## [The data]
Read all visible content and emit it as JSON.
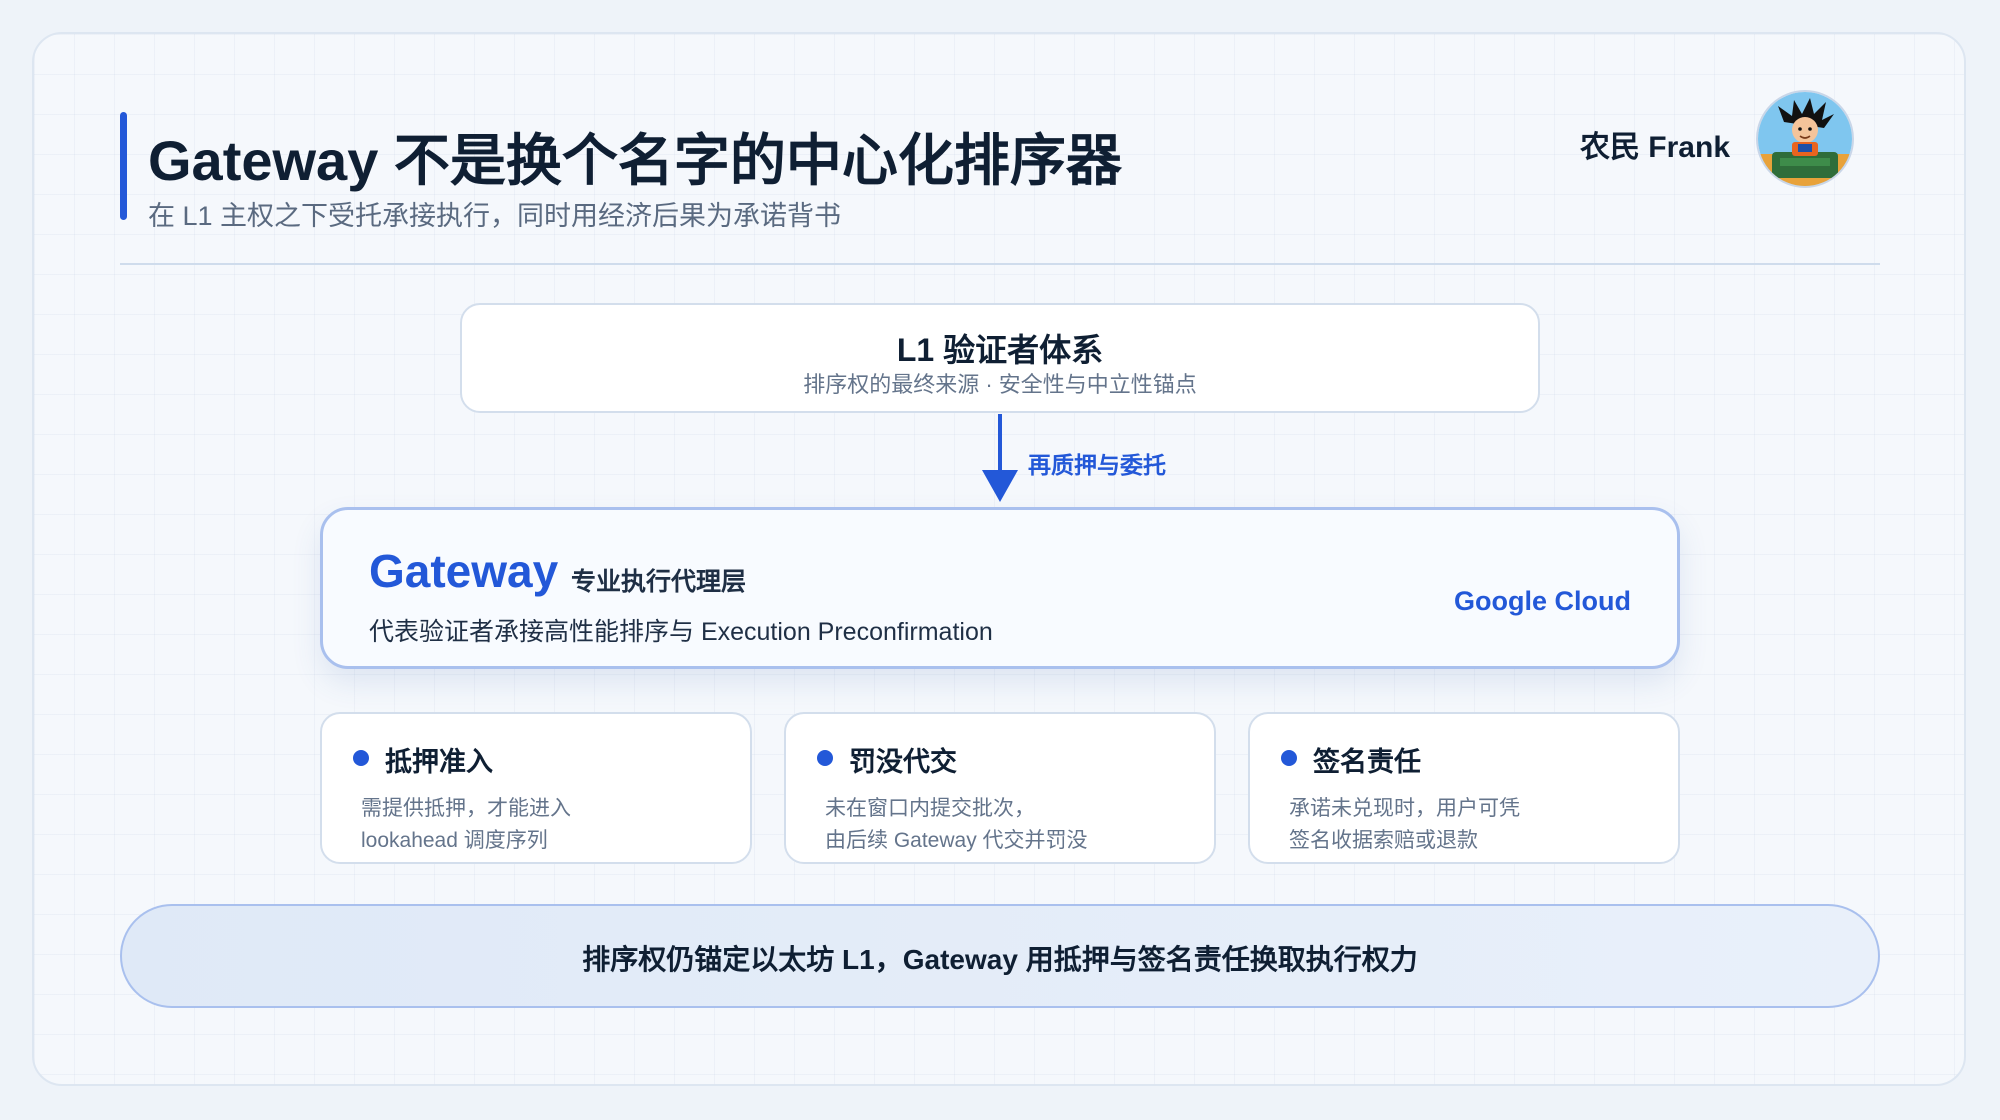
{
  "header": {
    "title": "Gateway 不是换个名字的中心化排序器",
    "subtitle": "在 L1 主权之下受托承接执行，同时用经济后果为承诺背书",
    "author": "农民 Frank",
    "avatar_icon": "cartoon-character-avatar"
  },
  "l1": {
    "title": "L1 验证者体系",
    "description": "排序权的最终来源 · 安全性与中立性锚点"
  },
  "flow": {
    "arrow_label": "再质押与委托"
  },
  "gateway": {
    "title": "Gateway",
    "tag": "专业执行代理层",
    "description": "代表验证者承接高性能排序与 Execution Preconfirmation",
    "brand": "Google Cloud"
  },
  "cards": [
    {
      "title": "抵押准入",
      "line1": "需提供抵押，才能进入",
      "line2": "lookahead 调度序列"
    },
    {
      "title": "罚没代交",
      "line1": "未在窗口内提交批次，",
      "line2": "由后续 Gateway 代交并罚没"
    },
    {
      "title": "签名责任",
      "line1": "承诺未兑现时，用户可凭",
      "line2": "签名收据索赔或退款"
    }
  ],
  "banner": {
    "text": "排序权仍锚定以太坊 L1，Gateway 用抵押与签名责任换取执行权力"
  },
  "colors": {
    "accent": "#2358d8",
    "text": "#0f1f33",
    "muted": "#64748b",
    "border": "#d3deec"
  }
}
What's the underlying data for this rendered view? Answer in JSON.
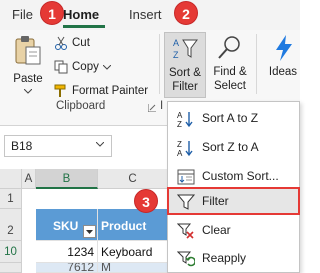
{
  "tabs": {
    "file": "File",
    "home": "Home",
    "insert": "Insert"
  },
  "badges": {
    "one": "1",
    "two": "2",
    "three": "3"
  },
  "clipboard": {
    "paste_label": "Paste",
    "cut_label": "Cut",
    "copy_label": "Copy",
    "format_painter_label": "Format Painter",
    "group_label": "Clipboard"
  },
  "editing": {
    "sort_filter_line1": "Sort &",
    "sort_filter_line2": "Filter",
    "find_select_line1": "Find &",
    "find_select_line2": "Select",
    "ideas_label": "Ideas",
    "group_label_partial": "I"
  },
  "name_box": {
    "value": "B18"
  },
  "grid": {
    "columns": [
      "A",
      "B",
      "C"
    ],
    "rows": [
      "1",
      "2",
      "10"
    ],
    "header_row": {
      "sku": "SKU",
      "product": "Product"
    },
    "data_row": {
      "sku": "1234",
      "product": "Keyboard"
    },
    "partial_row": {
      "sku": "7612",
      "product": "M"
    }
  },
  "menu": {
    "items": [
      {
        "label": "Sort A to Z",
        "icon": "sort-a-to-z-icon"
      },
      {
        "label": "Sort Z to A",
        "icon": "sort-z-to-a-icon"
      },
      {
        "label": "Custom Sort...",
        "icon": "custom-sort-icon"
      },
      {
        "label": "Filter",
        "icon": "filter-icon"
      },
      {
        "label": "Clear",
        "icon": "clear-filter-icon"
      },
      {
        "label": "Reapply",
        "icon": "reapply-icon"
      }
    ]
  },
  "colors": {
    "accent_green": "#217346",
    "badge_red": "#e53935",
    "table_header_blue": "#5b9bd5"
  }
}
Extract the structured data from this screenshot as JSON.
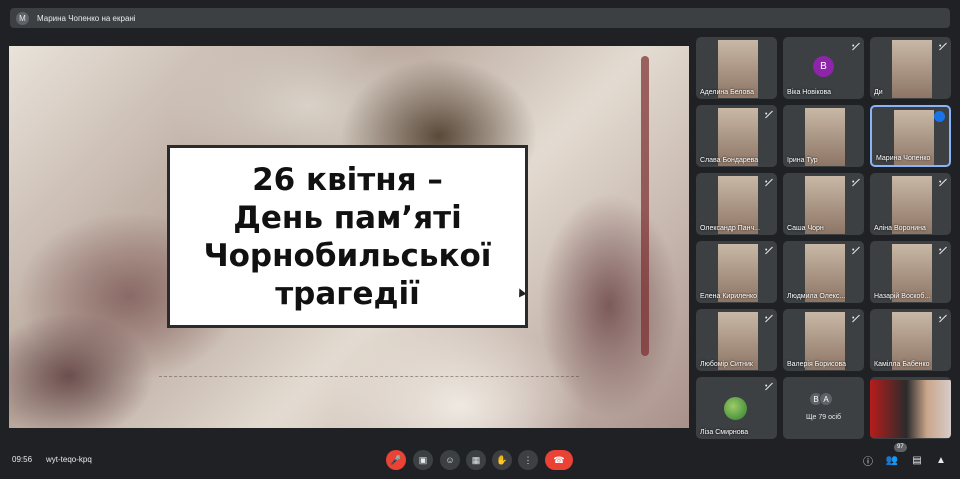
{
  "top_bar": {
    "avatar_letter": "M",
    "presenting_text": "Марина Чопенко на екрані"
  },
  "slide": {
    "lines": [
      "26 квітня –",
      "День пам’яті",
      "Чорнобильської",
      "трагедії"
    ]
  },
  "participants": [
    {
      "name": "Аделина Белова",
      "muted": false,
      "kind": "camera"
    },
    {
      "name": "Віка Новікова",
      "muted": true,
      "kind": "avatar",
      "avatar_letter": "В",
      "avatar_color": "#8e24aa"
    },
    {
      "name": "Ди",
      "muted": true,
      "kind": "camera"
    },
    {
      "name": "Слава Бондарева",
      "muted": true,
      "kind": "camera"
    },
    {
      "name": "Ірина Тур",
      "muted": false,
      "kind": "camera"
    },
    {
      "name": "Марина Чопенко",
      "muted": false,
      "kind": "camera",
      "speaking": true
    },
    {
      "name": "Олександр Панч...",
      "muted": true,
      "kind": "camera"
    },
    {
      "name": "Саша Чорн",
      "muted": true,
      "kind": "camera"
    },
    {
      "name": "Аліна Воронина",
      "muted": true,
      "kind": "camera"
    },
    {
      "name": "Елена Кириленко",
      "muted": true,
      "kind": "camera"
    },
    {
      "name": "Людмила Олекс...",
      "muted": true,
      "kind": "camera"
    },
    {
      "name": "Назарій Воскоб...",
      "muted": true,
      "kind": "camera"
    },
    {
      "name": "Любомір Ситник",
      "muted": true,
      "kind": "camera"
    },
    {
      "name": "Валерія Борисова",
      "muted": true,
      "kind": "camera"
    },
    {
      "name": "Камілла Бабенко",
      "muted": true,
      "kind": "camera"
    },
    {
      "name": "Ліза Смирнова",
      "muted": true,
      "kind": "avatar-photo"
    },
    {
      "name": "Ще 79 осіб",
      "muted": false,
      "kind": "more",
      "stack_letters": [
        "В",
        "А"
      ]
    },
    {
      "name": "",
      "muted": false,
      "kind": "camera-self"
    }
  ],
  "bottom_bar": {
    "time": "09:56",
    "meeting_code": "wyt-teqo-kpq",
    "participants_count": "97",
    "controls": [
      "mic-off-icon",
      "camera-icon",
      "emoji-icon",
      "present-icon",
      "raise-hand-icon",
      "more-options-icon",
      "end-call-icon"
    ],
    "right_icons": [
      "info-icon",
      "people-icon",
      "chat-icon",
      "activities-icon"
    ],
    "colors": {
      "end_call": "#ea4335",
      "muted_mic": "#ea4335",
      "speaking": "#1a73e8"
    }
  }
}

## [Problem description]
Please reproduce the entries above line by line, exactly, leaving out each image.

## [Written response]
Read all visible content and emit it as JSON.
{
  "header": {
    "title": "Gateway 不是换个名字的中心化排序器",
    "subtitle": "在 L1 主权之下受托承接执行，同时用经济后果为承诺背书",
    "author": "农民 Frank",
    "avatar_icon": "cartoon-character-avatar"
  },
  "l1": {
    "title": "L1 验证者体系",
    "description": "排序权的最终来源 · 安全性与中立性锚点"
  },
  "flow": {
    "arrow_label": "再质押与委托"
  },
  "gateway": {
    "title": "Gateway",
    "tag": "专业执行代理层",
    "description": "代表验证者承接高性能排序与 Execution Preconfirmation",
    "brand": "Google Cloud"
  },
  "cards": [
    {
      "title": "抵押准入",
      "line1": "需提供抵押，才能进入",
      "line2": "lookahead 调度序列"
    },
    {
      "title": "罚没代交",
      "line1": "未在窗口内提交批次，",
      "line2": "由后续 Gateway 代交并罚没"
    },
    {
      "title": "签名责任",
      "line1": "承诺未兑现时，用户可凭",
      "line2": "签名收据索赔或退款"
    }
  ],
  "banner": {
    "text": "排序权仍锚定以太坊 L1，Gateway 用抵押与签名责任换取执行权力"
  },
  "colors": {
    "accent": "#2358d8",
    "text": "#0f1f33",
    "muted": "#64748b",
    "border": "#d3deec"
  }
}
What's the underlying data for this rendered view? Answer in JSON.
{
  "tabs": {
    "file": "File",
    "home": "Home",
    "insert": "Insert"
  },
  "badges": {
    "one": "1",
    "two": "2",
    "three": "3"
  },
  "clipboard": {
    "paste_label": "Paste",
    "cut_label": "Cut",
    "copy_label": "Copy",
    "format_painter_label": "Format Painter",
    "group_label": "Clipboard"
  },
  "editing": {
    "sort_filter_line1": "Sort &",
    "sort_filter_line2": "Filter",
    "find_select_line1": "Find &",
    "find_select_line2": "Select",
    "ideas_label": "Ideas",
    "group_label_partial": "I"
  },
  "name_box": {
    "value": "B18"
  },
  "grid": {
    "columns": [
      "A",
      "B",
      "C"
    ],
    "rows": [
      "1",
      "2",
      "10"
    ],
    "header_row": {
      "sku": "SKU",
      "product": "Product"
    },
    "data_row": {
      "sku": "1234",
      "product": "Keyboard"
    },
    "partial_row": {
      "sku": "7612",
      "product": "M"
    }
  },
  "menu": {
    "items": [
      {
        "label": "Sort A to Z",
        "icon": "sort-a-to-z-icon"
      },
      {
        "label": "Sort Z to A",
        "icon": "sort-z-to-a-icon"
      },
      {
        "label": "Custom Sort...",
        "icon": "custom-sort-icon"
      },
      {
        "label": "Filter",
        "icon": "filter-icon"
      },
      {
        "label": "Clear",
        "icon": "clear-filter-icon"
      },
      {
        "label": "Reapply",
        "icon": "reapply-icon"
      }
    ]
  },
  "colors": {
    "accent_green": "#217346",
    "badge_red": "#e53935",
    "table_header_blue": "#5b9bd5"
  }
}
Extract the structured data from this screenshot as JSON.
{
  "top_bar": {
    "avatar_letter": "M",
    "presenting_text": "Марина Чопенко на екрані"
  },
  "slide": {
    "lines": [
      "26 квітня –",
      "День пам’яті",
      "Чорнобильської",
      "трагедії"
    ]
  },
  "participants": [
    {
      "name": "Аделина Белова",
      "muted": false,
      "kind": "camera"
    },
    {
      "name": "Віка Новікова",
      "muted": true,
      "kind": "avatar",
      "avatar_letter": "В",
      "avatar_color": "#8e24aa"
    },
    {
      "name": "Ди",
      "muted": true,
      "kind": "camera"
    },
    {
      "name": "Слава Бондарева",
      "muted": true,
      "kind": "camera"
    },
    {
      "name": "Ірина Тур",
      "muted": false,
      "kind": "camera"
    },
    {
      "name": "Марина Чопенко",
      "muted": false,
      "kind": "camera",
      "speaking": true
    },
    {
      "name": "Олександр Панч...",
      "muted": true,
      "kind": "camera"
    },
    {
      "name": "Саша Чорн",
      "muted": true,
      "kind": "camera"
    },
    {
      "name": "Аліна Воронина",
      "muted": true,
      "kind": "camera"
    },
    {
      "name": "Елена Кириленко",
      "muted": true,
      "kind": "camera"
    },
    {
      "name": "Людмила Олекс...",
      "muted": true,
      "kind": "camera"
    },
    {
      "name": "Назарій Воскоб...",
      "muted": true,
      "kind": "camera"
    },
    {
      "name": "Любомір Ситник",
      "muted": true,
      "kind": "camera"
    },
    {
      "name": "Валерія Борисова",
      "muted": true,
      "kind": "camera"
    },
    {
      "name": "Камілла Бабенко",
      "muted": true,
      "kind": "camera"
    },
    {
      "name": "Ліза Смирнова",
      "muted": true,
      "kind": "avatar-photo"
    },
    {
      "name": "Ще 79 осіб",
      "muted": false,
      "kind": "more",
      "stack_letters": [
        "В",
        "А"
      ]
    },
    {
      "name": "",
      "muted": false,
      "kind": "camera-self"
    }
  ],
  "bottom_bar": {
    "time": "09:56",
    "meeting_code": "wyt-teqo-kpq",
    "participants_count": "97",
    "controls": [
      "mic-off-icon",
      "camera-icon",
      "emoji-icon",
      "present-icon",
      "raise-hand-icon",
      "more-options-icon",
      "end-call-icon"
    ],
    "right_icons": [
      "info-icon",
      "people-icon",
      "chat-icon",
      "activities-icon"
    ],
    "colors": {
      "end_call": "#ea4335",
      "muted_mic": "#ea4335",
      "speaking": "#1a73e8"
    }
  }
}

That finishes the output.